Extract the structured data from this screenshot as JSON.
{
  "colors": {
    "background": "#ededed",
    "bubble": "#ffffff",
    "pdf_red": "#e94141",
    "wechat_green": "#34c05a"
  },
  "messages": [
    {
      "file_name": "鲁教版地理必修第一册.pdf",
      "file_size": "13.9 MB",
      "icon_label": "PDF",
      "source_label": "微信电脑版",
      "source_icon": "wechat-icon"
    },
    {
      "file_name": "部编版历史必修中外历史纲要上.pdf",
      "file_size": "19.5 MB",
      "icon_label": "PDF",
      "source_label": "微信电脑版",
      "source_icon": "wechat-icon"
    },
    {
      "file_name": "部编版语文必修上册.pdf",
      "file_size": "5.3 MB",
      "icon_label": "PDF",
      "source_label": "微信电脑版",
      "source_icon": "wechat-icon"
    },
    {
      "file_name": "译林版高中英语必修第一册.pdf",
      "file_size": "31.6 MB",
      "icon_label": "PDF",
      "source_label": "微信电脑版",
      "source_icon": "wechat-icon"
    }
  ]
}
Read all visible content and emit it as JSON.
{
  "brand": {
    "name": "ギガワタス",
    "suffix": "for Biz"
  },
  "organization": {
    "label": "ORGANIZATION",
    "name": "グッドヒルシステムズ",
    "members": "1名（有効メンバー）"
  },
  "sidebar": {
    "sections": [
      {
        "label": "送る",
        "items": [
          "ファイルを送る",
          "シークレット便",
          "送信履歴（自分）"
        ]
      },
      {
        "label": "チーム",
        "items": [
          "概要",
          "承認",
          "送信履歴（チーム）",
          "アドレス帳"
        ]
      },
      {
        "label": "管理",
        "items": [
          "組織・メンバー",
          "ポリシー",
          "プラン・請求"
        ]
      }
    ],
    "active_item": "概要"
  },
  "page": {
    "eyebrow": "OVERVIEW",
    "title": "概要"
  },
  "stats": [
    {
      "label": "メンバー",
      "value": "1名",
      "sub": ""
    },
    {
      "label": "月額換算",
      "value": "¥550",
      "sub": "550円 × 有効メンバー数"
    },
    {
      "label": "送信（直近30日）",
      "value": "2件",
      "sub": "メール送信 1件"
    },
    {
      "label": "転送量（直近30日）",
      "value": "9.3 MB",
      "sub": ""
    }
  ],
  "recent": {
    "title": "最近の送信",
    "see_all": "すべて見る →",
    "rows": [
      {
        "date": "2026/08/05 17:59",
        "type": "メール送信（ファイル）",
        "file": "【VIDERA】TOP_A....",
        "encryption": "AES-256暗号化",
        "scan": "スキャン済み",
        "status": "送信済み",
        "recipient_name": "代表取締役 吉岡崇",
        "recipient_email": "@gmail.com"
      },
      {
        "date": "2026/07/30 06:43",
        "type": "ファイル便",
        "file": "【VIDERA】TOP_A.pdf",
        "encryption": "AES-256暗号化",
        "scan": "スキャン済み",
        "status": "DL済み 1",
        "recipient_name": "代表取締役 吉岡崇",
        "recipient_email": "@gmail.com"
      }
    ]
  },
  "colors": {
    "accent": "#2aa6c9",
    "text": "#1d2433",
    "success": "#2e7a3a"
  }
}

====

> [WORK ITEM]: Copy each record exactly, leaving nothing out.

> [REPLY]:
Extract the structured data from this screenshot as JSON.
{
  "colors": {
    "background": "#ededed",
    "bubble": "#ffffff",
    "pdf_red": "#e94141",
    "wechat_green": "#34c05a"
  },
  "messages": [
    {
      "file_name": "鲁教版地理必修第一册.pdf",
      "file_size": "13.9 MB",
      "icon_label": "PDF",
      "source_label": "微信电脑版",
      "source_icon": "wechat-icon"
    },
    {
      "file_name": "部编版历史必修中外历史纲要上.pdf",
      "file_size": "19.5 MB",
      "icon_label": "PDF",
      "source_label": "微信电脑版",
      "source_icon": "wechat-icon"
    },
    {
      "file_name": "部编版语文必修上册.pdf",
      "file_size": "5.3 MB",
      "icon_label": "PDF",
      "source_label": "微信电脑版",
      "source_icon": "wechat-icon"
    },
    {
      "file_name": "译林版高中英语必修第一册.pdf",
      "file_size": "31.6 MB",
      "icon_label": "PDF",
      "source_label": "微信电脑版",
      "source_icon": "wechat-icon"
    }
  ]
}
Read all visible content and emit it as JSON.
{
  "brand": {
    "name": "ギガワタス",
    "suffix": "for Biz"
  },
  "organization": {
    "label": "ORGANIZATION",
    "name": "グッドヒルシステムズ",
    "members": "1名（有効メンバー）"
  },
  "sidebar": {
    "sections": [
      {
        "label": "送る",
        "items": [
          "ファイルを送る",
          "シークレット便",
          "送信履歴（自分）"
        ]
      },
      {
        "label": "チーム",
        "items": [
          "概要",
          "承認",
          "送信履歴（チーム）",
          "アドレス帳"
        ]
      },
      {
        "label": "管理",
        "items": [
          "組織・メンバー",
          "ポリシー",
          "プラン・請求"
        ]
      }
    ],
    "active_item": "概要"
  },
  "page": {
    "eyebrow": "OVERVIEW",
    "title": "概要"
  },
  "stats": [
    {
      "label": "メンバー",
      "value": "1名",
      "sub": ""
    },
    {
      "label": "月額換算",
      "value": "¥550",
      "sub": "550円 × 有効メンバー数"
    },
    {
      "label": "送信（直近30日）",
      "value": "2件",
      "sub": "メール送信 1件"
    },
    {
      "label": "転送量（直近30日）",
      "value": "9.3 MB",
      "sub": ""
    }
  ],
  "recent": {
    "title": "最近の送信",
    "see_all": "すべて見る →",
    "rows": [
      {
        "date": "2026/08/05 17:59",
        "type": "メール送信（ファイル）",
        "file": "【VIDERA】TOP_A....",
        "encryption": "AES-256暗号化",
        "scan": "スキャン済み",
        "status": "送信済み",
        "recipient_name": "代表取締役 吉岡崇",
        "recipient_email": "@gmail.com"
      },
      {
        "date": "2026/07/30 06:43",
        "type": "ファイル便",
        "file": "【VIDERA】TOP_A.pdf",
        "encryption": "AES-256暗号化",
        "scan": "スキャン済み",
        "status": "DL済み 1",
        "recipient_name": "代表取締役 吉岡崇",
        "recipient_email": "@gmail.com"
      }
    ]
  },
  "colors": {
    "accent": "#2aa6c9",
    "text": "#1d2433",
    "success": "#2e7a3a"
  }
}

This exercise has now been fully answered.